California’s largest utility began cutting power to some 800,000 customers early Wednesday so its equipment won’t spark wildfires during a “severe wind event,” the company said.
Pacific Gas & Electric said the “public safety power shutoff” would roll out in two or three phases, with the first intentional outages affecting 513,000 customers mostly north of San Francisco early Wednesday morning.
The monster winds leading to the calculated blackouts were expected to last through Thursday with gusts as high as 70 mph in higher elevations, the utility said in a statement.
The National Weather Service said the hot, dry winds had the potential to be the strongest offshore wind event in the area since the October 2017 North Bay fires.
“This is a recipe for explosive fire growth, if a fire starts,” the NWS said in a Twitter post.
PG&E’s decision to pull the plug Wednesday followed nearly a year after the historic Camp Fire raged through Paradise, Calif., and became the deadliest in state history, killing at least 85 people and destroying nearly 20,000 structures in Butte County.
The utility considered shutting down power in Butte County for two days before the Camp Fire started Nov. 8, but ultimately it did not.
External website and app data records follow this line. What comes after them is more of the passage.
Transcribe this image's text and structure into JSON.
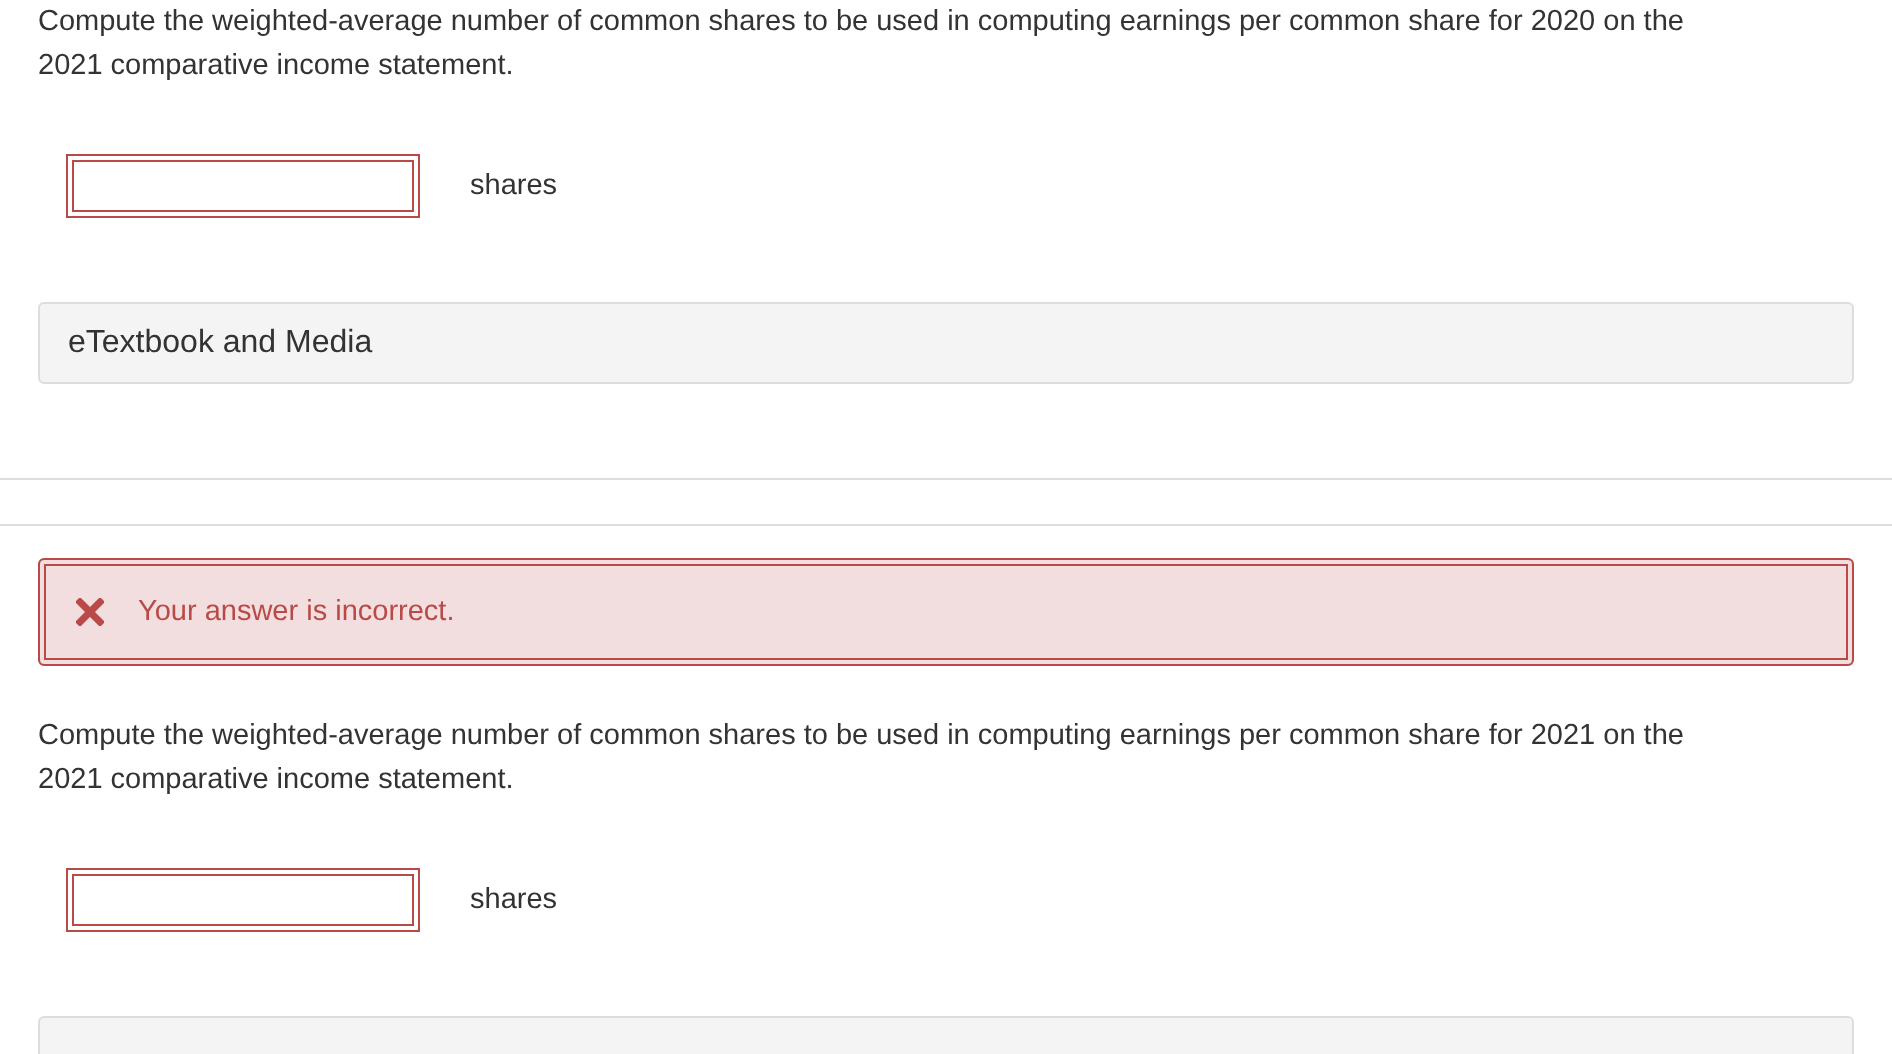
{
  "parts": [
    {
      "prompt": "Compute the weighted-average number of common shares to be used in computing earnings per common share for 2020 on the 2021 comparative income statement.",
      "answer": {
        "incorrect": true,
        "unit": "shares"
      },
      "resource": "eTextbook and Media"
    },
    {
      "feedback": {
        "kind": "error",
        "text": "Your answer is incorrect."
      },
      "prompt": "Compute the weighted-average number of common shares to be used in computing earnings per common share for 2021 on the 2021 comparative income statement.",
      "answer": {
        "incorrect": true,
        "unit": "shares"
      }
    }
  ]
}
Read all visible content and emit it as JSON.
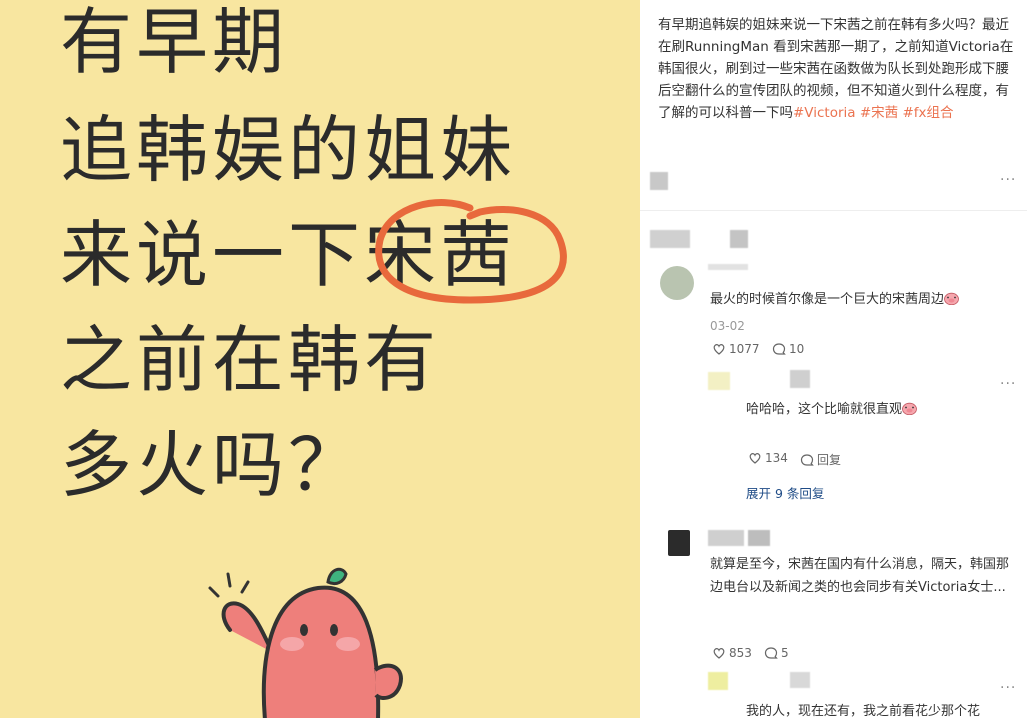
{
  "image": {
    "lines": [
      "有早期",
      "追韩娱的姐妹",
      "来说一下宋茜",
      "之前在韩有",
      "多火吗？"
    ],
    "background_color": "#f8e6a0",
    "circle_color": "#e8693c"
  },
  "post": {
    "text_before_tags": "有早期追韩娱的姐妹来说一下宋茜之前在韩有多火吗？最近在刷RunningMan 看到宋茜那一期了，之前知道Victoria在韩国很火，刷到过一些宋茜在函数做为队长到处跑形成下腰后空翻什么的宣传团队的视频，但不知道火到什么程度，有了解的可以科普一下吗",
    "tags": [
      "#Victoria",
      "#宋茜",
      "#fx组合"
    ],
    "more_icon": "more-dots-icon"
  },
  "comments": [
    {
      "text": "最火的时候首尔像是一个巨大的宋茜周边",
      "date": "03-02",
      "likes": "1077",
      "replies": "10",
      "reply": {
        "text": "哈哈哈，这个比喻就很直观",
        "likes": "134",
        "reply_label": "回复"
      },
      "expand_label": "展开 9 条回复"
    },
    {
      "text": "就算是至今，宋茜在国内有什么消息，隔天，韩国那边电台以及新闻之类的也会同步有关Victoria女士...",
      "likes": "853",
      "replies": "5",
      "reply": {
        "text": "我的人，现在还有，我之前看花少那个花"
      }
    }
  ],
  "icons": {
    "like": "heart-outline-icon",
    "comment": "comment-bubble-icon",
    "more": "more-dots-icon",
    "emoji": "pig-face-emoji-icon"
  }
}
CalFire later said electrical transmission lines owned and operated by PG&E ignited the fire in nearby Pulga, Calif.
The first phase of Wednesday’s power outages was set to affect customers in the counties of Amador, Butte, Calaveras, Colusa, El Dorado, Glenn, Humboldt, Lake, Marin, Mendocino, Napa, Nevada, Placer, Plumas, Shasta, Sierra, Solano, Sonoma, Tehama, Trinity, Yolo and Yuba, PG&E said.
The second phase set to start at noon on Wednesday was expected to affect 234,000 customers in the counties of Alameda, Alpine, Contra Costa, Mariposa, San Joaquin, San Mateo and Santa Clara.
A third phase remained under consideration Wednesday for the southernmost portions of PG&E’s service area involving 42,000 customers, the company said.
“The safety of our customers and the communities we serve is our most important responsibility, which is why PG&E has decided to turn power off to customers during this widespread, severe wind event,” Michael Lewis, the utility’s head of electric operations, said in a statement.
“We understand the effects this event will have on our customers and appreciate the public’s patience as we do what is necessary to keep our communities safe and reduce the risk of wildfire.”